Your assignment » Line by line, retype the material exactly and leave each picture out.

*** Record set Section Begins ***

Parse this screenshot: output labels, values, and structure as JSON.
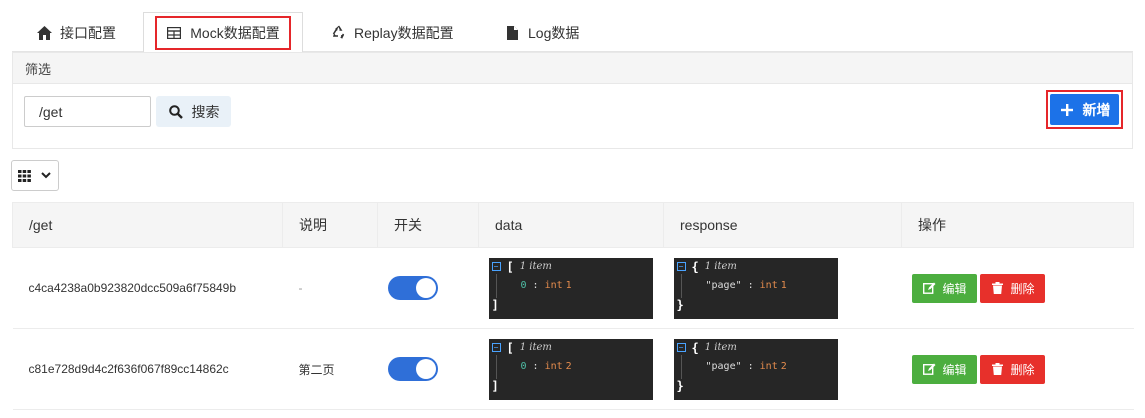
{
  "tabs": [
    {
      "label": "接口配置",
      "icon": "home-icon"
    },
    {
      "label": "Mock数据配置",
      "icon": "table-icon",
      "active": true
    },
    {
      "label": "Replay数据配置",
      "icon": "recycle-icon"
    },
    {
      "label": "Log数据",
      "icon": "file-icon"
    }
  ],
  "filter": {
    "title": "筛选",
    "search_value": "/get",
    "search_label": "搜索",
    "add_label": "新增"
  },
  "table": {
    "headers": [
      "/get",
      "说明",
      "开关",
      "data",
      "response",
      "操作"
    ],
    "rows": [
      {
        "id": "c4ca4238a0b923820dcc509a6f75849b",
        "desc": "-",
        "enabled": true,
        "data": {
          "open": "[",
          "count": "1 item",
          "key": "0",
          "sep": ":",
          "type": "int",
          "value": "1",
          "close": "]"
        },
        "response": {
          "open": "{",
          "count": "1 item",
          "key": "\"page\"",
          "sep": ":",
          "type": "int",
          "value": "1",
          "close": "}"
        },
        "edit_label": "编辑",
        "delete_label": "删除"
      },
      {
        "id": "c81e728d9d4c2f636f067f89cc14862c",
        "desc": "第二页",
        "enabled": true,
        "data": {
          "open": "[",
          "count": "1 item",
          "key": "0",
          "sep": ":",
          "type": "int",
          "value": "2",
          "close": "]"
        },
        "response": {
          "open": "{",
          "count": "1 item",
          "key": "\"page\"",
          "sep": ":",
          "type": "int",
          "value": "2",
          "close": "}"
        },
        "edit_label": "编辑",
        "delete_label": "删除"
      }
    ]
  },
  "colors": {
    "primary": "#1c72e8",
    "edit": "#4cae3f",
    "delete": "#e7302b",
    "highlight": "#e5262a"
  }
}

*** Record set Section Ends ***

Response to the exercise »
Parse this screenshot: output labels, values, and structure as JSON.
{
  "tabs": [
    {
      "label": "接口配置",
      "icon": "home-icon"
    },
    {
      "label": "Mock数据配置",
      "icon": "table-icon",
      "active": true
    },
    {
      "label": "Replay数据配置",
      "icon": "recycle-icon"
    },
    {
      "label": "Log数据",
      "icon": "file-icon"
    }
  ],
  "filter": {
    "title": "筛选",
    "search_value": "/get",
    "search_label": "搜索",
    "add_label": "新增"
  },
  "table": {
    "headers": [
      "/get",
      "说明",
      "开关",
      "data",
      "response",
      "操作"
    ],
    "rows": [
      {
        "id": "c4ca4238a0b923820dcc509a6f75849b",
        "desc": "-",
        "enabled": true,
        "data": {
          "open": "[",
          "count": "1 item",
          "key": "0",
          "sep": ":",
          "type": "int",
          "value": "1",
          "close": "]"
        },
        "response": {
          "open": "{",
          "count": "1 item",
          "key": "\"page\"",
          "sep": ":",
          "type": "int",
          "value": "1",
          "close": "}"
        },
        "edit_label": "编辑",
        "delete_label": "删除"
      },
      {
        "id": "c81e728d9d4c2f636f067f89cc14862c",
        "desc": "第二页",
        "enabled": true,
        "data": {
          "open": "[",
          "count": "1 item",
          "key": "0",
          "sep": ":",
          "type": "int",
          "value": "2",
          "close": "]"
        },
        "response": {
          "open": "{",
          "count": "1 item",
          "key": "\"page\"",
          "sep": ":",
          "type": "int",
          "value": "2",
          "close": "}"
        },
        "edit_label": "编辑",
        "delete_label": "删除"
      }
    ]
  },
  "colors": {
    "primary": "#1c72e8",
    "edit": "#4cae3f",
    "delete": "#e7302b",
    "highlight": "#e5262a"
  }
}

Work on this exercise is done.